What you will do: Output all entries below exactly as they are given.

Saved entries:
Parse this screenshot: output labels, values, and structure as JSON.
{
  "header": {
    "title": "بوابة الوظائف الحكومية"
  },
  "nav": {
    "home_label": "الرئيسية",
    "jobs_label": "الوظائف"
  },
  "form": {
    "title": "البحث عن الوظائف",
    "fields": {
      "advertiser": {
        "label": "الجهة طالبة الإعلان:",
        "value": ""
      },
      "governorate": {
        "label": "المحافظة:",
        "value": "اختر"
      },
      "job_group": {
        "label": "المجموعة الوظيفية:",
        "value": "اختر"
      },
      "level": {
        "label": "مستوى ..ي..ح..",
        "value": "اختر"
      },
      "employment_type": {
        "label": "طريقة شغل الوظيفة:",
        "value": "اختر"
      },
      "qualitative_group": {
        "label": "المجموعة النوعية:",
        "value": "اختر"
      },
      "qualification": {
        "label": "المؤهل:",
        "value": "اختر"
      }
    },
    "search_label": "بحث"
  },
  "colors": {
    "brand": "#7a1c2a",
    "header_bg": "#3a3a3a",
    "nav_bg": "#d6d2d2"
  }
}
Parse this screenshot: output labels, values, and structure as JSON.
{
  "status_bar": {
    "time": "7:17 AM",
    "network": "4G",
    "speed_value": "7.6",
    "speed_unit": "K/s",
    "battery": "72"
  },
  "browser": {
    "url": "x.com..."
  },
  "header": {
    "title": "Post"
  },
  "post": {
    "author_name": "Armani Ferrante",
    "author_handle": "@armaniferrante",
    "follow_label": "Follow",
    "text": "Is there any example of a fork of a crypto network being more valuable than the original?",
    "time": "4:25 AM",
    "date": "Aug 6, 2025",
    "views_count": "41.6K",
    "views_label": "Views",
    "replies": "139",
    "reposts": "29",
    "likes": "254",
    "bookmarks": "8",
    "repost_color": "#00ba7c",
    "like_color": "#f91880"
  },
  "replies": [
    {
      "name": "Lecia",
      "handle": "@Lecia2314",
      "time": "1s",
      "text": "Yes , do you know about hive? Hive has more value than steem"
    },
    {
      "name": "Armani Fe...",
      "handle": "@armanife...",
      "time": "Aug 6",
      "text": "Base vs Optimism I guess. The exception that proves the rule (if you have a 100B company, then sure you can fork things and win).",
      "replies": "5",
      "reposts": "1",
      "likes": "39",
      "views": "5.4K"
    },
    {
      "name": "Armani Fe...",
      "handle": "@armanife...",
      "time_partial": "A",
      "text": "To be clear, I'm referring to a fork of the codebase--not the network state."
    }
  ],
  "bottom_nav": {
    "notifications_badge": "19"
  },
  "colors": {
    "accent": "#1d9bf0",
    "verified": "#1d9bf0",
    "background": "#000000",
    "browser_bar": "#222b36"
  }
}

Solution to this task:
Parse this screenshot: output labels, values, and structure as JSON.
{
  "header": {
    "title": "بوابة الوظائف الحكومية"
  },
  "nav": {
    "home_label": "الرئيسية",
    "jobs_label": "الوظائف"
  },
  "form": {
    "title": "البحث عن الوظائف",
    "fields": {
      "advertiser": {
        "label": "الجهة طالبة الإعلان:",
        "value": ""
      },
      "governorate": {
        "label": "المحافظة:",
        "value": "اختر"
      },
      "job_group": {
        "label": "المجموعة الوظيفية:",
        "value": "اختر"
      },
      "level": {
        "label": "مستوى ..ي..ح..",
        "value": "اختر"
      },
      "employment_type": {
        "label": "طريقة شغل الوظيفة:",
        "value": "اختر"
      },
      "qualitative_group": {
        "label": "المجموعة النوعية:",
        "value": "اختر"
      },
      "qualification": {
        "label": "المؤهل:",
        "value": "اختر"
      }
    },
    "search_label": "بحث"
  },
  "colors": {
    "brand": "#7a1c2a",
    "header_bg": "#3a3a3a",
    "nav_bg": "#d6d2d2"
  }
}
Parse this screenshot: output labels, values, and structure as JSON.
{
  "status_bar": {
    "time": "7:17 AM",
    "network": "4G",
    "speed_value": "7.6",
    "speed_unit": "K/s",
    "battery": "72"
  },
  "browser": {
    "url": "x.com..."
  },
  "header": {
    "title": "Post"
  },
  "post": {
    "author_name": "Armani Ferrante",
    "author_handle": "@armaniferrante",
    "follow_label": "Follow",
    "text": "Is there any example of a fork of a crypto network being more valuable than the original?",
    "time": "4:25 AM",
    "date": "Aug 6, 2025",
    "views_count": "41.6K",
    "views_label": "Views",
    "replies": "139",
    "reposts": "29",
    "likes": "254",
    "bookmarks": "8",
    "repost_color": "#00ba7c",
    "like_color": "#f91880"
  },
  "replies": [
    {
      "name": "Lecia",
      "handle": "@Lecia2314",
      "time": "1s",
      "text": "Yes , do you know about hive? Hive has more value than steem"
    },
    {
      "name": "Armani Fe...",
      "handle": "@armanife...",
      "time": "Aug 6",
      "text": "Base vs Optimism I guess. The exception that proves the rule (if you have a 100B company, then sure you can fork things and win).",
      "replies": "5",
      "reposts": "1",
      "likes": "39",
      "views": "5.4K"
    },
    {
      "name": "Armani Fe...",
      "handle": "@armanife...",
      "time_partial": "A",
      "text": "To be clear, I'm referring to a fork of the codebase--not the network state."
    }
  ],
  "bottom_nav": {
    "notifications_badge": "19"
  },
  "colors": {
    "accent": "#1d9bf0",
    "verified": "#1d9bf0",
    "background": "#000000",
    "browser_bar": "#222b36"
  }
}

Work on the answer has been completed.